__ABOUT THIS TASK__. Emit the data below verbatim, stripping out any pictures.

__PROVIDED RECORDS__.
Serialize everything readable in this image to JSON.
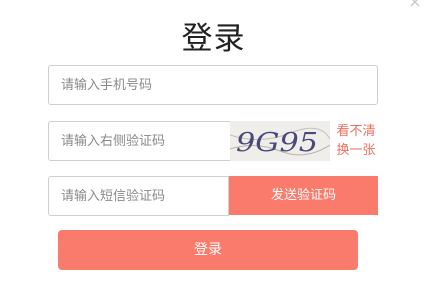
{
  "dialog": {
    "close_glyph": "×",
    "title": "登录"
  },
  "form": {
    "phone": {
      "placeholder": "请输入手机号码",
      "value": ""
    },
    "captcha": {
      "placeholder": "请输入右侧验证码",
      "value": ""
    },
    "captcha_image": {
      "text": "9G95"
    },
    "refresh_label_line1": "看不清",
    "refresh_label_line2": "换一张",
    "sms": {
      "placeholder": "请输入短信验证码",
      "value": ""
    },
    "send_code_label": "发送验证码",
    "login_label": "登录"
  },
  "colors": {
    "accent": "#fa7a6b",
    "link": "#f06f5f",
    "captcha_text": "#4a4a7a"
  }
}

__EXERCISE RESPONSE__.
Serialize everything readable in this image to JSON.
{
  "dialog": {
    "close_glyph": "×",
    "title": "登录"
  },
  "form": {
    "phone": {
      "placeholder": "请输入手机号码",
      "value": ""
    },
    "captcha": {
      "placeholder": "请输入右侧验证码",
      "value": ""
    },
    "captcha_image": {
      "text": "9G95"
    },
    "refresh_label_line1": "看不清",
    "refresh_label_line2": "换一张",
    "sms": {
      "placeholder": "请输入短信验证码",
      "value": ""
    },
    "send_code_label": "发送验证码",
    "login_label": "登录"
  },
  "colors": {
    "accent": "#fa7a6b",
    "link": "#f06f5f",
    "captcha_text": "#4a4a7a"
  }
}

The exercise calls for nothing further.